Dunno what the famers and butchers do differently – probably use real lamb, not mutton – but they are a massive improvement from the 1970s 1980s fare.

Lamb used to be a staple around our house, mainly chops. Not now. You need to take out a personal loan to buy lamb.

Chops. That's it. I knew cutlets didn't sound right. So how have they improved so much? It's not like the price rise isn't somewhat justifiable.

Arnold Schwarzenegger likes plo chops.

I don't know if lamb has improved, but so many more people now eat it. Also, foodie types have increased its profile. Put the two together...

Just realised that the heading for this article should read "Condimental cruetry" -- cruetry being a [made-up]* collective term for cruet dishes, by back-formation with crockery, cutlery etc. Although cutlery is not a set of crumbed cutlets.

* annoying use of un-necessary square brackets as used by Fairfax sports journos, e.g. Cooper said "Morale was [at a] low in the Wallabies [squad]". I have never [personally] heard a person speak with square bracket[s], so I think this is a fancy device to show that journos are inventing it [what they are saying]"

Nothing like a set of square brackets to [manipulate] the tone of an article.

Ate lamb chops every day until I was about 13. Of course, I did grow up on a sheep farm.

Not sure what has caused the change in demand for lamb, but I can tell you this:

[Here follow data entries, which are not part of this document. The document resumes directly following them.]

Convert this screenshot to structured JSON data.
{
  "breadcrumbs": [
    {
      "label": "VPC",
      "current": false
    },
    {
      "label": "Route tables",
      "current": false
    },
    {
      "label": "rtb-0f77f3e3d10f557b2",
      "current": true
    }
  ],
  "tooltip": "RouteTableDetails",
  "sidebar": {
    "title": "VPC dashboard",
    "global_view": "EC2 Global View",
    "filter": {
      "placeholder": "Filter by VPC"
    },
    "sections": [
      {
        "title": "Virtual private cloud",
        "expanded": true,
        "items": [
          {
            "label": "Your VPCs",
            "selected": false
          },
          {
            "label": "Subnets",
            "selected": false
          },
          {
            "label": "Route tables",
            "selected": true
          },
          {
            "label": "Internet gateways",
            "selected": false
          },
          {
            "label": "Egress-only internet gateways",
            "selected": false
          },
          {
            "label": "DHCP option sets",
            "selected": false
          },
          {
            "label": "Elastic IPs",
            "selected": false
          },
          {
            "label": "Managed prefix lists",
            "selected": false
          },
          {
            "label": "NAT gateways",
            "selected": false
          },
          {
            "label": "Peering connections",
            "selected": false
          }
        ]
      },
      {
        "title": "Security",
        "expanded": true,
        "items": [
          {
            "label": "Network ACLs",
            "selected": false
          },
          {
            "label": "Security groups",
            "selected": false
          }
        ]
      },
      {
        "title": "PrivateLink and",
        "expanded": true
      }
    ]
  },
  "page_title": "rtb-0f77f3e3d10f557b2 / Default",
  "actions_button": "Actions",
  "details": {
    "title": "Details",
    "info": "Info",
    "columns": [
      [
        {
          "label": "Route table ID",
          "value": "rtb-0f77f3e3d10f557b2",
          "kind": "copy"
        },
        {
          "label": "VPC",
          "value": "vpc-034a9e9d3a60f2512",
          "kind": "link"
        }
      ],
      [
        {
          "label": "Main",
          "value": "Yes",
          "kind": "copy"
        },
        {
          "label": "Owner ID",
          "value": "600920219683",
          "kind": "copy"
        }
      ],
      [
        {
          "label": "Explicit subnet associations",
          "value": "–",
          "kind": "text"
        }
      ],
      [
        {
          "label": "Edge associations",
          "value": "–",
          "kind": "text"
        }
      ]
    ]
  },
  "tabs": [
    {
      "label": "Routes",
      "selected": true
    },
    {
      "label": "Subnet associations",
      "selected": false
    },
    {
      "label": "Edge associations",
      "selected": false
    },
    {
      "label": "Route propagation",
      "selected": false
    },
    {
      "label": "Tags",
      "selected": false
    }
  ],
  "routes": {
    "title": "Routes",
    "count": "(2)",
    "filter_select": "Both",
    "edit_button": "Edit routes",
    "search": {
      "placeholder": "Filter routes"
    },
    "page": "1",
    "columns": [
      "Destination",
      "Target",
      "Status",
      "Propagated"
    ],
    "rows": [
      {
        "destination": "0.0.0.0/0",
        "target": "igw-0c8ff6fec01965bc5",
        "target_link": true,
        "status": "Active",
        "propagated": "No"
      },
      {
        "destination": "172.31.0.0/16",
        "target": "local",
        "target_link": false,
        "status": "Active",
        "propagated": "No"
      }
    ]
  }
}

In the early 90s, farmers were loading their sheep into trucks and gassing them with the exhaust, because they were worth less than the bullets required to shoot them.

2011: Our fat lambs are worth over $130 each. They are so valuable now that my brother goes out late at night and sings Pete Murray songs to them to make sure they have a good sleep.

If you ask me Pete Murray songs are just as effective as exhaust and bullets.

Even Indonesian abattoirs wouldn't be so cruel as to play Pete Murray to live export sheep.

Likey. Tweeted.

Never been twittered before, but quite enjoying the sensation.

Just like sitting above the wheels of a bus.

See Khawaja out there for the Maroons smashing you Vics around Tony?

Makes up for the Storm stealing every decent league player to come out of QLD for the past decade.

What's that? Oh...

Victoria: THE Rugby League heartland. Cricket heartland, too, since it only needs a handful of Vics to demolish the Bullies XI.

The comments to this entry are closed.